Anyway, I enjoyed my time there. They had to get going, so I just had a brief chat and quick look around: in addition to the grapes (of which I want to re-mention the native dorona), there were also plums and flowers. The covered area with the canteens was, as it should be, dark and humid, with lots of barrels, carboys and bottles. Random objects like straw hats, drawings, bags and more looked as testimonies of the presence of the workers, adding a feel of 'life' and 'humanity' to the place. After a while I left. I didn't have the time to stop and help and didn't want to disturb, so once left the vines, I had a walk in the cemetery and visited my grandparents. Overall, a lovely morning with wonderful people.
I hope that what I wrote is enough to convince you to try this wine while in Venice! The labels are four: Le Zittelle Fertili (blend of cabernet, merlot and lambrusco), La Tana Sconta (a friulano), Arcangeli Scalzi (moscato) and In Vino Veritas (malvasia, dorona and glera), each very unique and worth at least a sip. In order to taste them, you must participate in one of their events (join their Facebook group for updates) or becoming a member of the association and taking part in the works (for info on how to become a member, send an email through this from).
One of the reasons why Vito likes to be part of this community, is exactly this: not only do we get to drink authentically Venetian wine, we can also support a positive activity for the city. Anyway, to accompany the wine In Vino Veritas, I made two types of crostini: one with chiodini and a chickpea spread, and the other with finferli and mozzarella fior di latte. The chiodini have an earthier taste and combine perfectly with the chickpea spread (a sort of denser hummus, but with no tahini - I use these chickpeas here, the best, trust me), while the milder finferli and the mozzarella, well... mouthwatering!!!! A perfect Venetian style aperitif, let me know what you think and buon appetito!
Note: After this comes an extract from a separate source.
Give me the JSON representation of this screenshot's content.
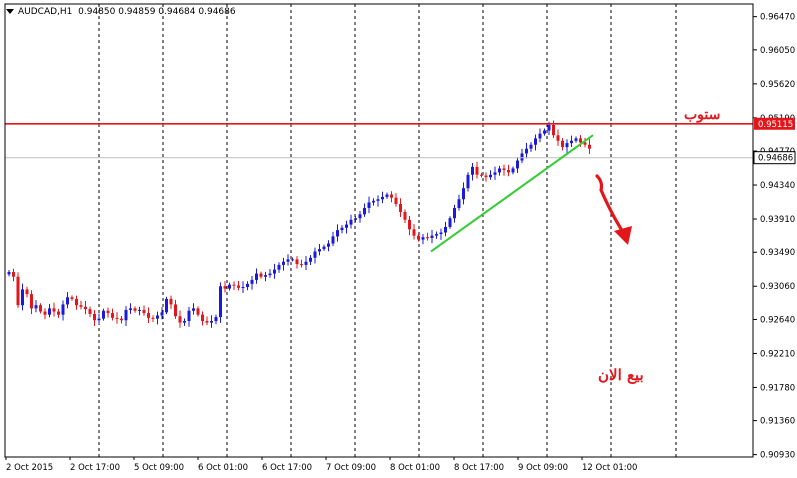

2 TYPES OF VEGETARIAN CROSTINI WITH MUSHROOMS
Prep. Time: 10'
Cook Time: 10/12'
Yield: about 12 crostini
1 loaf of brown bread
200 gr chiodini mushrooms
200 gr finferli mushrooms
2 cloves of garlic
1 canned organic chickpeas
3 black olives
1 mozzarella fior di latte
rocket salad to garnish (optional)
extra virgin olive oil
1) Wash the mushrooms well, then cook with the same method in two separate pans: heat the pan, pour some oil, add a crushed clove of garlic, the mushrooms, a pinch of salt and let simmer for about 10 minutes.
2) In the meantime, drain the chickpeas and wash well. Put in a steel bowl with the chopped black olives and lots of olive oil, stir and mix with a hand-blender/food processor, until you get a nice soft spread. Keep aside.
3) Open the mozzarella and tear with your hands into small pieces.
4) When the mushrooms are ready, let cool and slice the bread (and toast if you like).
5) Spread the chickpea cream on half of the crostini and tops with the chiodini mushrooms, then place the mozzarella on the other half of your crostini and top with the finferli. Grind some pepper, sprinkle with a little bit of roughly chopped rocket salad and serve.